§ TASK OBJECTIVE
All of the records are to be copied out exactly, with nothing left out.

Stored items
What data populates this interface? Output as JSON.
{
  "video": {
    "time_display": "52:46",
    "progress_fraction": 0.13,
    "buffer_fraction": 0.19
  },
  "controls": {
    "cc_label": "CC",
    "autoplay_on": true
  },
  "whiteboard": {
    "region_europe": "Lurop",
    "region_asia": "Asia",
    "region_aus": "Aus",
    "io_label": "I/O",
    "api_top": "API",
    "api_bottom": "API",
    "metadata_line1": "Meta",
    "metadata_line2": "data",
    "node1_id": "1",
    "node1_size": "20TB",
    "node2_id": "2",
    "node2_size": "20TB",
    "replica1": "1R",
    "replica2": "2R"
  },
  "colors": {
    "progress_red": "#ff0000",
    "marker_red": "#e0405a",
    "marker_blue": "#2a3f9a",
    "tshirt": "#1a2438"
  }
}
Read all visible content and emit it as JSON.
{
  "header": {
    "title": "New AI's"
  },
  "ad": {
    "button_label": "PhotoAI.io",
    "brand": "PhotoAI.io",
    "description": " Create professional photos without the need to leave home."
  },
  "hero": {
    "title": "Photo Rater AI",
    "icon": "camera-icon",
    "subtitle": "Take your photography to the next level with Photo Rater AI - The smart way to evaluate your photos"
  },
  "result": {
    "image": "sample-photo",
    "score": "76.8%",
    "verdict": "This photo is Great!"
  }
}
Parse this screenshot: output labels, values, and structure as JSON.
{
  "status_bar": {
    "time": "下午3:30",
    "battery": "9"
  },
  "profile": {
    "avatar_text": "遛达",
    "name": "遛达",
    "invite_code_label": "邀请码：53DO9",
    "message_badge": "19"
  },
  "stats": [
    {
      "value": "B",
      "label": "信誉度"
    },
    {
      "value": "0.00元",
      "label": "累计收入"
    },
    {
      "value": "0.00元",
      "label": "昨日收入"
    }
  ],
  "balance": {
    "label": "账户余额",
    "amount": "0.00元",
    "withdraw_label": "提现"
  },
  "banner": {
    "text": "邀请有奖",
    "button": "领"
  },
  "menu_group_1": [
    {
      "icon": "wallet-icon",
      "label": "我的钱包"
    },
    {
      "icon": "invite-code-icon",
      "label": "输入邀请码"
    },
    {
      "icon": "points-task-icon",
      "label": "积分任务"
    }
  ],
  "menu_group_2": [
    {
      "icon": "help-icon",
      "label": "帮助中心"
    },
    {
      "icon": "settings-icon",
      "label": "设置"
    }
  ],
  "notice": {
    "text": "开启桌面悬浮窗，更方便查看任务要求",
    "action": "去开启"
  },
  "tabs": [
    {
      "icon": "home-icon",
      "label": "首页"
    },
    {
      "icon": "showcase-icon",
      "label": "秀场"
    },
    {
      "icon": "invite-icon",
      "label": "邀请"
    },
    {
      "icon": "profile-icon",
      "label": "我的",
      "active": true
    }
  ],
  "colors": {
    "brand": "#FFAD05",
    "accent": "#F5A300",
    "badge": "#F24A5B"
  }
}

§ EXERCISE RESULT
What data populates this interface? Output as JSON.
{
  "video": {
    "time_display": "52:46",
    "progress_fraction": 0.13,
    "buffer_fraction": 0.19
  },
  "controls": {
    "cc_label": "CC",
    "autoplay_on": true
  },
  "whiteboard": {
    "region_europe": "Lurop",
    "region_asia": "Asia",
    "region_aus": "Aus",
    "io_label": "I/O",
    "api_top": "API",
    "api_bottom": "API",
    "metadata_line1": "Meta",
    "metadata_line2": "data",
    "node1_id": "1",
    "node1_size": "20TB",
    "node2_id": "2",
    "node2_size": "20TB",
    "replica1": "1R",
    "replica2": "2R"
  },
  "colors": {
    "progress_red": "#ff0000",
    "marker_red": "#e0405a",
    "marker_blue": "#2a3f9a",
    "tshirt": "#1a2438"
  }
}
Read all visible content and emit it as JSON.
{
  "header": {
    "title": "New AI's"
  },
  "ad": {
    "button_label": "PhotoAI.io",
    "brand": "PhotoAI.io",
    "description": " Create professional photos without the need to leave home."
  },
  "hero": {
    "title": "Photo Rater AI",
    "icon": "camera-icon",
    "subtitle": "Take your photography to the next level with Photo Rater AI - The smart way to evaluate your photos"
  },
  "result": {
    "image": "sample-photo",
    "score": "76.8%",
    "verdict": "This photo is Great!"
  }
}
Parse this screenshot: output labels, values, and structure as JSON.
{
  "status_bar": {
    "time": "下午3:30",
    "battery": "9"
  },
  "profile": {
    "avatar_text": "遛达",
    "name": "遛达",
    "invite_code_label": "邀请码：53DO9",
    "message_badge": "19"
  },
  "stats": [
    {
      "value": "B",
      "label": "信誉度"
    },
    {
      "value": "0.00元",
      "label": "累计收入"
    },
    {
      "value": "0.00元",
      "label": "昨日收入"
    }
  ],
  "balance": {
    "label": "账户余额",
    "amount": "0.00元",
    "withdraw_label": "提现"
  },
  "banner": {
    "text": "邀请有奖",
    "button": "领"
  },
  "menu_group_1": [
    {
      "icon": "wallet-icon",
      "label": "我的钱包"
    },
    {
      "icon": "invite-code-icon",
      "label": "输入邀请码"
    },
    {
      "icon": "points-task-icon",
      "label": "积分任务"
    }
  ],
  "menu_group_2": [
    {
      "icon": "help-icon",
      "label": "帮助中心"
    },
    {
      "icon": "settings-icon",
      "label": "设置"
    }
  ],
  "notice": {
    "text": "开启桌面悬浮窗，更方便查看任务要求",
    "action": "去开启"
  },
  "tabs": [
    {
      "icon": "home-icon",
      "label": "首页"
    },
    {
      "icon": "showcase-icon",
      "label": "秀场"
    },
    {
      "icon": "invite-icon",
      "label": "邀请"
    },
    {
      "icon": "profile-icon",
      "label": "我的",
      "active": true
    }
  ],
  "colors": {
    "brand": "#FFAD05",
    "accent": "#F5A300",
    "badge": "#F24A5B"
  }
}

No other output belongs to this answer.